Recorded information.
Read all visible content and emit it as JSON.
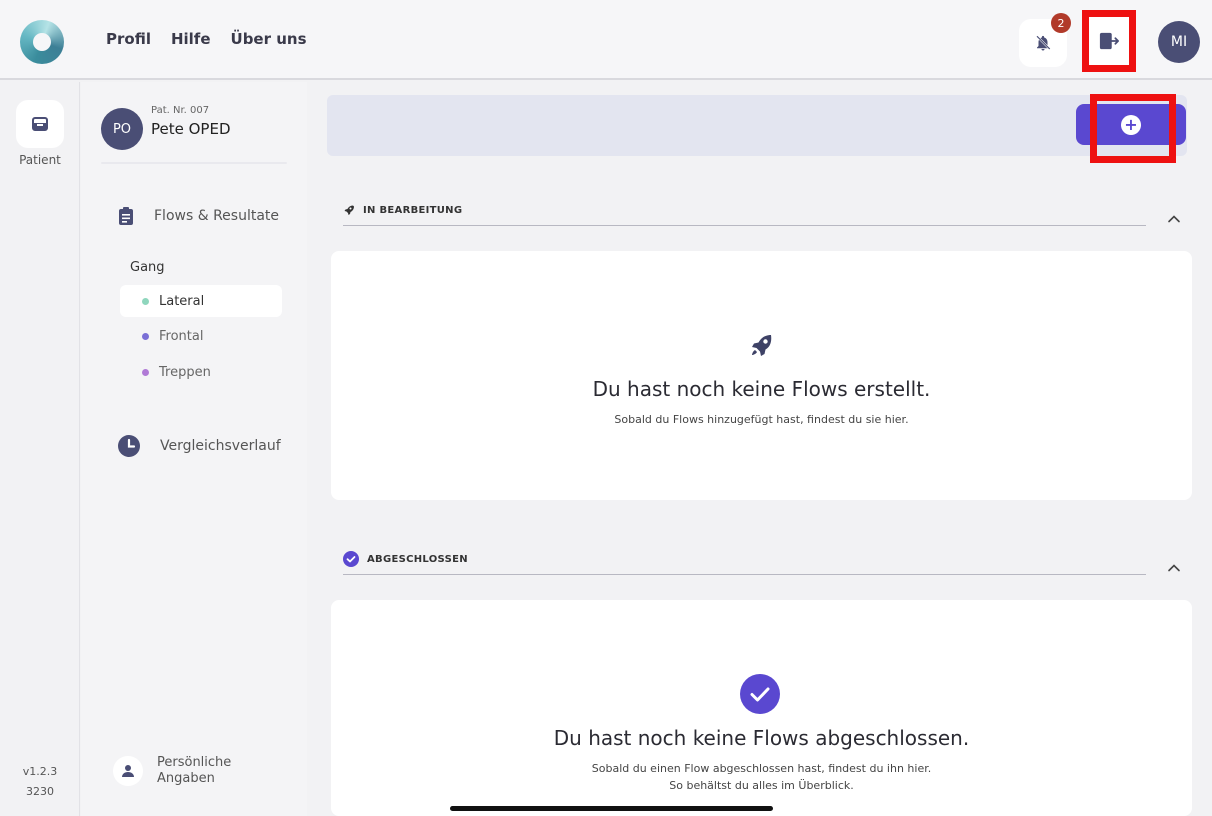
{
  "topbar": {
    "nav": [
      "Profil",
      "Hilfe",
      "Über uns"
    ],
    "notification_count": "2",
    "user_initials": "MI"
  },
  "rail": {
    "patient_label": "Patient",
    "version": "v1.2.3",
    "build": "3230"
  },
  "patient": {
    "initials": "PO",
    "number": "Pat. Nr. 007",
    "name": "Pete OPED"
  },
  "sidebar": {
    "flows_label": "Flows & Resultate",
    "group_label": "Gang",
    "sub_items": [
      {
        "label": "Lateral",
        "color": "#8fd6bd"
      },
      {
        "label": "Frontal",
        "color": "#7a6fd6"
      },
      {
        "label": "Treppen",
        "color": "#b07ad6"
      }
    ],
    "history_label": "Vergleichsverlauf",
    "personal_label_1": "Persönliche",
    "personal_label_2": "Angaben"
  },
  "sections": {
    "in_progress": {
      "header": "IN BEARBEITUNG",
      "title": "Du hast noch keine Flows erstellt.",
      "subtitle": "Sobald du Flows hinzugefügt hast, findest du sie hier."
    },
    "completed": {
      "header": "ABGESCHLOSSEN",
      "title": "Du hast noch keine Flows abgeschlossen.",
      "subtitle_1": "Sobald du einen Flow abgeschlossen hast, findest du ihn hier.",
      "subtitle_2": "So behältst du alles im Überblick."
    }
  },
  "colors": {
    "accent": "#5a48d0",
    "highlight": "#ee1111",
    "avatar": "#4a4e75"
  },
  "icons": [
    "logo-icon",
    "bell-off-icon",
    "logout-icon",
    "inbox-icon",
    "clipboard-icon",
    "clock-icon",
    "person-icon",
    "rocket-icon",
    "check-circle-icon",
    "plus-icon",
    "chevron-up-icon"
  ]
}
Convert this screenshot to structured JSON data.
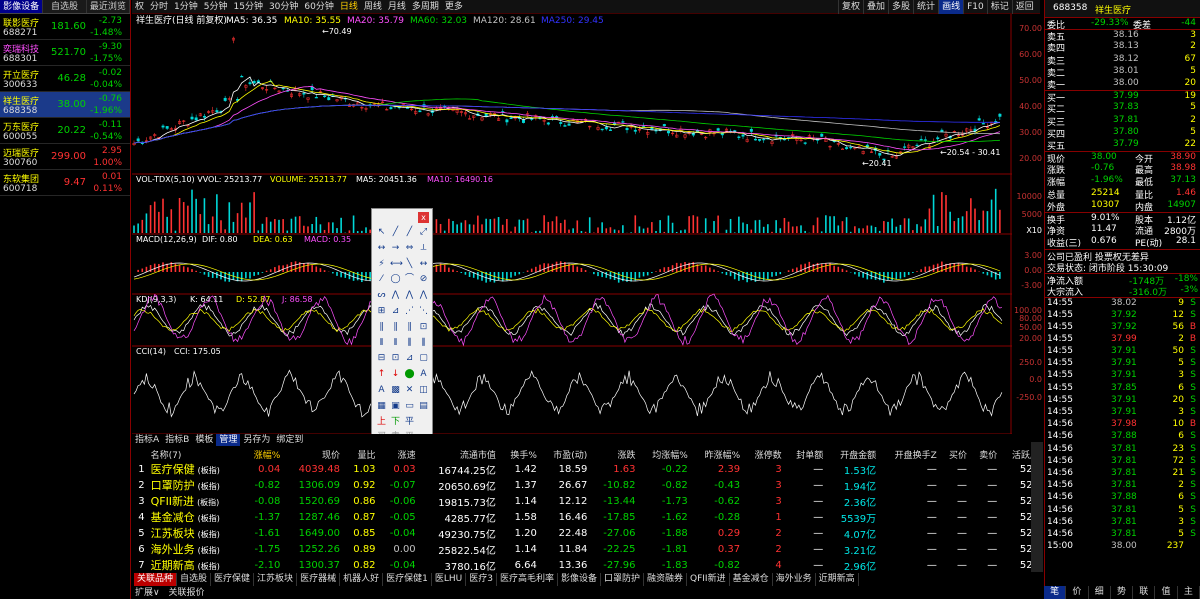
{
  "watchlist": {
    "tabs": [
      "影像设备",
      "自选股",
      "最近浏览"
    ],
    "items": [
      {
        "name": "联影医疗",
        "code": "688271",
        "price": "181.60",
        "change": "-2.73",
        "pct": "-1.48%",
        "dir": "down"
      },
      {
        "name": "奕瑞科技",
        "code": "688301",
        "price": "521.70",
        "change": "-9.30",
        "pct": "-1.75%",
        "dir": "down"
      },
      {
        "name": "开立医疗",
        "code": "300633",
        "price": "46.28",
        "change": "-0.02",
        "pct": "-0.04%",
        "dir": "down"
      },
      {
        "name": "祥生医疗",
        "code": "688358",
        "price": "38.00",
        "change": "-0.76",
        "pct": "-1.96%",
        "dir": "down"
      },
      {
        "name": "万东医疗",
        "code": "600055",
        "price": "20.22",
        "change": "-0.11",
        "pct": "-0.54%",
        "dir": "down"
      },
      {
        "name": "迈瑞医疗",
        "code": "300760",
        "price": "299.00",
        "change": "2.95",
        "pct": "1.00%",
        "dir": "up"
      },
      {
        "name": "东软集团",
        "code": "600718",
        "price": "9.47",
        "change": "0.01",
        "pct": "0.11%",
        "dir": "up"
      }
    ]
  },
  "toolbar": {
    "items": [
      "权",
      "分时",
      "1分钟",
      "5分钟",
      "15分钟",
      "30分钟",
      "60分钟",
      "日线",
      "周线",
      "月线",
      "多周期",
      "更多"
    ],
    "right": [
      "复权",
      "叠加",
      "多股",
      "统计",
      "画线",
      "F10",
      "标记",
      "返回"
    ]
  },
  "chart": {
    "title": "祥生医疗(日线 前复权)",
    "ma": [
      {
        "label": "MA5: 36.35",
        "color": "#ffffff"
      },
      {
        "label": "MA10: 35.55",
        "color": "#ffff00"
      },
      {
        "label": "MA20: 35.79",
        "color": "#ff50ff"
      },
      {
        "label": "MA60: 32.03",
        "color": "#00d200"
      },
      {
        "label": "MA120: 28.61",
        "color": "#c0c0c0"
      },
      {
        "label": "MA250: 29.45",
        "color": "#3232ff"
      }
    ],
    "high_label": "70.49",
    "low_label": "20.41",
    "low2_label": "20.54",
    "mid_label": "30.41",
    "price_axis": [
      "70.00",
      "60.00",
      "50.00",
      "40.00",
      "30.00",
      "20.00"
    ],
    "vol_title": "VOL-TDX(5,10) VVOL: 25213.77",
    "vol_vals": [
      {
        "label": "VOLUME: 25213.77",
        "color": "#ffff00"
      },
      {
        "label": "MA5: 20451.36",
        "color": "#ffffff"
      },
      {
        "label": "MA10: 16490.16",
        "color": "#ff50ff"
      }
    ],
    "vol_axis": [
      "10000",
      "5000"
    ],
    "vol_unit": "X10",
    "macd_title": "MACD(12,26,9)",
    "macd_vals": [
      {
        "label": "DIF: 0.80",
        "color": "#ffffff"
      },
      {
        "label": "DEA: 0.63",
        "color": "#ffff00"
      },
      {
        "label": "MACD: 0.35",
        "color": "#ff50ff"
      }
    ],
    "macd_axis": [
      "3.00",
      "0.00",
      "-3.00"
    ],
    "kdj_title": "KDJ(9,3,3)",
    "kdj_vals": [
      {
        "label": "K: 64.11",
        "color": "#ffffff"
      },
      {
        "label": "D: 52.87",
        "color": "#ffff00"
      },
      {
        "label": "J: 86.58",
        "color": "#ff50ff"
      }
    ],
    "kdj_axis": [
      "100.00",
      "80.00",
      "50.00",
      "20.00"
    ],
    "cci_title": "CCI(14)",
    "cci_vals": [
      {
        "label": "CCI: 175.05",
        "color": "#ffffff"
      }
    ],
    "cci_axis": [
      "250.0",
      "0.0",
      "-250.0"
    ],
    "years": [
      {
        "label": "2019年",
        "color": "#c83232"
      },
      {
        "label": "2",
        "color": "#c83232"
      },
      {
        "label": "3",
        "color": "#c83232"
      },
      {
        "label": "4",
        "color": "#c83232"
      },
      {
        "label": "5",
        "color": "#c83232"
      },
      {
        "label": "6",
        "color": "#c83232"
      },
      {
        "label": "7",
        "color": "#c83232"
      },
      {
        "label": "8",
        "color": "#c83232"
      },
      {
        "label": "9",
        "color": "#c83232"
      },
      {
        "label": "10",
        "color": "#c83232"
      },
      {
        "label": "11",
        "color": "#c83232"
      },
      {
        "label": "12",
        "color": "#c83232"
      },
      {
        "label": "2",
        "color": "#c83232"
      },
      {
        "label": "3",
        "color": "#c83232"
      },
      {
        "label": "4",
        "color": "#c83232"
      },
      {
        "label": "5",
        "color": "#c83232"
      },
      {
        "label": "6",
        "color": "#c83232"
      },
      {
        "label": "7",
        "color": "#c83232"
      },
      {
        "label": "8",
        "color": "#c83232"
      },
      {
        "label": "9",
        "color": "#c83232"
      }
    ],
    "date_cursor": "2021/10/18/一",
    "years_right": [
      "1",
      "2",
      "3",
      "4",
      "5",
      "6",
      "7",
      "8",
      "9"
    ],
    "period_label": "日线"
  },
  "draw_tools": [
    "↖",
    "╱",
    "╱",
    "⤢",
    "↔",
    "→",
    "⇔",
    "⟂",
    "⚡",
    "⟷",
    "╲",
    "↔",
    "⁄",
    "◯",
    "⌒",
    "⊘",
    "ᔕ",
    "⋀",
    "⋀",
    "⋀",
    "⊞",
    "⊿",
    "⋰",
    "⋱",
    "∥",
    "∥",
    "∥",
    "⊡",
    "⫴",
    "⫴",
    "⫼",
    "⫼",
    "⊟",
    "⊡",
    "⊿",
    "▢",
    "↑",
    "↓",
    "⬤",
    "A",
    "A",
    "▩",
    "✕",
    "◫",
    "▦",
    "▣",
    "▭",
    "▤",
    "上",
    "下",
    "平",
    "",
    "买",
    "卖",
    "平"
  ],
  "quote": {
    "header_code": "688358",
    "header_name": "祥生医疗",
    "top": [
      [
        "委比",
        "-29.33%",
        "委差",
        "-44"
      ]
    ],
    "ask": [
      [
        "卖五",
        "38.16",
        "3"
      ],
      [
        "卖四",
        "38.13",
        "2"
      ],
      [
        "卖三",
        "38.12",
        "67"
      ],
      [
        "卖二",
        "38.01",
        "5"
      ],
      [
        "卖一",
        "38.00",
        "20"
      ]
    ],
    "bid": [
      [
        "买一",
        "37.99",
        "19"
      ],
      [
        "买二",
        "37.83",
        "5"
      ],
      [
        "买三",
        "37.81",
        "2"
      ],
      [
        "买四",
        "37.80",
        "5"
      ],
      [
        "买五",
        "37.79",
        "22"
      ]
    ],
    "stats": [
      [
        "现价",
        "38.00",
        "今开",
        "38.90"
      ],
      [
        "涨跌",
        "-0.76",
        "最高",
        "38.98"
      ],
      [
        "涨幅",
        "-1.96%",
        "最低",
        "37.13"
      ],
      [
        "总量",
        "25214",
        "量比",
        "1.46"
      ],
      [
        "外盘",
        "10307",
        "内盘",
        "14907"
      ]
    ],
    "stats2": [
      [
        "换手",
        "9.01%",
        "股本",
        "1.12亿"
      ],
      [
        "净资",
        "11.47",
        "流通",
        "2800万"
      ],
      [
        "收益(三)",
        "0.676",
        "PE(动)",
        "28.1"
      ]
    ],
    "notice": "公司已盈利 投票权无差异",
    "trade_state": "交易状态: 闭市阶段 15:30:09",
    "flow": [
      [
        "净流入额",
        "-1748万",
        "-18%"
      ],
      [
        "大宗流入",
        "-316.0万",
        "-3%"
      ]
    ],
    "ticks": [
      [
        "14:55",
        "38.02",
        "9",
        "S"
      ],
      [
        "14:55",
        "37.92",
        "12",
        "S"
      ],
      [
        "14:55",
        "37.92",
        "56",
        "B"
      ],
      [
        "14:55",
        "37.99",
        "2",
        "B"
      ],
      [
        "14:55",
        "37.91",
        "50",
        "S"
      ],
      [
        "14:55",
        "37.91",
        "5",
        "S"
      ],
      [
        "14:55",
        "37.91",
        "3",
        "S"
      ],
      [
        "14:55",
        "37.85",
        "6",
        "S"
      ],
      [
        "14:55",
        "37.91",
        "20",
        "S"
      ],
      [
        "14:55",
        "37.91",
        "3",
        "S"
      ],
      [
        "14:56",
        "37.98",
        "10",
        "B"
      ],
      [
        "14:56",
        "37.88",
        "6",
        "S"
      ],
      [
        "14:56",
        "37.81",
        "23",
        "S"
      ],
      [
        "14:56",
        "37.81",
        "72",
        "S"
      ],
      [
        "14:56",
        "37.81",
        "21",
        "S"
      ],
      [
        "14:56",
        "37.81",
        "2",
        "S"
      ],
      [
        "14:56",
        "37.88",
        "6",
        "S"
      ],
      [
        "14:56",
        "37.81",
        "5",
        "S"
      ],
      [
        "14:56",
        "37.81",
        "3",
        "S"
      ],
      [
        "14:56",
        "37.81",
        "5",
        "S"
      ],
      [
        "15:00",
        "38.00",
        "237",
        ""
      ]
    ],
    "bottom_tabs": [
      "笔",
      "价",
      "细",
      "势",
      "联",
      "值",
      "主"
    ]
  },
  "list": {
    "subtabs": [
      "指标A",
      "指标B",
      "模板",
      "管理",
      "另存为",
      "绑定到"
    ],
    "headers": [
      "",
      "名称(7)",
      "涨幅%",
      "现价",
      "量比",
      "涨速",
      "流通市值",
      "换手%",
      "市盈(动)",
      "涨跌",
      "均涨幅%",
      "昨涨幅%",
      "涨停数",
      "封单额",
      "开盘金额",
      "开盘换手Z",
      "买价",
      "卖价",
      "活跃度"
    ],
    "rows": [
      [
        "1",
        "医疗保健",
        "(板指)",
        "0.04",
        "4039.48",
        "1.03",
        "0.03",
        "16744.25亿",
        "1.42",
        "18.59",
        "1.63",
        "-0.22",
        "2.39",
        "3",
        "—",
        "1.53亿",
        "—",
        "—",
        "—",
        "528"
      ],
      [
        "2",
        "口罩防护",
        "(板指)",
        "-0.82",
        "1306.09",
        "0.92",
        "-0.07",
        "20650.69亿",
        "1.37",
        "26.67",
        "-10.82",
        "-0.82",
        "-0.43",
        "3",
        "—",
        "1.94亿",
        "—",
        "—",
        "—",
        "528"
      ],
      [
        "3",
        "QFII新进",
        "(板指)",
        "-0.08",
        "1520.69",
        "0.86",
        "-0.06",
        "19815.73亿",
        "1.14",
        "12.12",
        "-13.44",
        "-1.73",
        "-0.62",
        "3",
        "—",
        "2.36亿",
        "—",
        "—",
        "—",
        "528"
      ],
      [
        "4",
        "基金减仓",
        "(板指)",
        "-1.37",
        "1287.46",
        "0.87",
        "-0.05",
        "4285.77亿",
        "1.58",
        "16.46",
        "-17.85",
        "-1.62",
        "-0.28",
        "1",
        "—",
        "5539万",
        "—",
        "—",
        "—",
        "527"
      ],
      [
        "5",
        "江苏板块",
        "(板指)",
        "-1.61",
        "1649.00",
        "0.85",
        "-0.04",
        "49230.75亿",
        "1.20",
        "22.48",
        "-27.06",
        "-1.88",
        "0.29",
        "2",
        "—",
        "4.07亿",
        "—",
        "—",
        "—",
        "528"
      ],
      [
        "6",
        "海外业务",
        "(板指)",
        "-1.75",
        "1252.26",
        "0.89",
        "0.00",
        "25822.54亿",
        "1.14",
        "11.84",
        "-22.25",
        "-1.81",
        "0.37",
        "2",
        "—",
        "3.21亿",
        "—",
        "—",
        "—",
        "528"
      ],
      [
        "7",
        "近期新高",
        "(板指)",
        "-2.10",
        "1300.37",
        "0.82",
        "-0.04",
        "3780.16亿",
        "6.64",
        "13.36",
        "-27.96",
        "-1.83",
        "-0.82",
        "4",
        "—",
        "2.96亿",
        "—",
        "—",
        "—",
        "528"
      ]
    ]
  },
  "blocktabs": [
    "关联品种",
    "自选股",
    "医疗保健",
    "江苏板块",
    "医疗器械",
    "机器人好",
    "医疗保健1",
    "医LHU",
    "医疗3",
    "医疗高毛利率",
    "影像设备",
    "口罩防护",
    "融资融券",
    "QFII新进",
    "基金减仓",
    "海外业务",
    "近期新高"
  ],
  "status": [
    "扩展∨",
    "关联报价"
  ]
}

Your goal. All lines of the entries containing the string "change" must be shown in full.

Solution to this problem.
        "change": "-2.73",
        "change": "-9.30",
        "change": "-0.02",
        "change": "-0.76",
        "change": "-0.11",
        "change": "2.95",
        "change": "0.01",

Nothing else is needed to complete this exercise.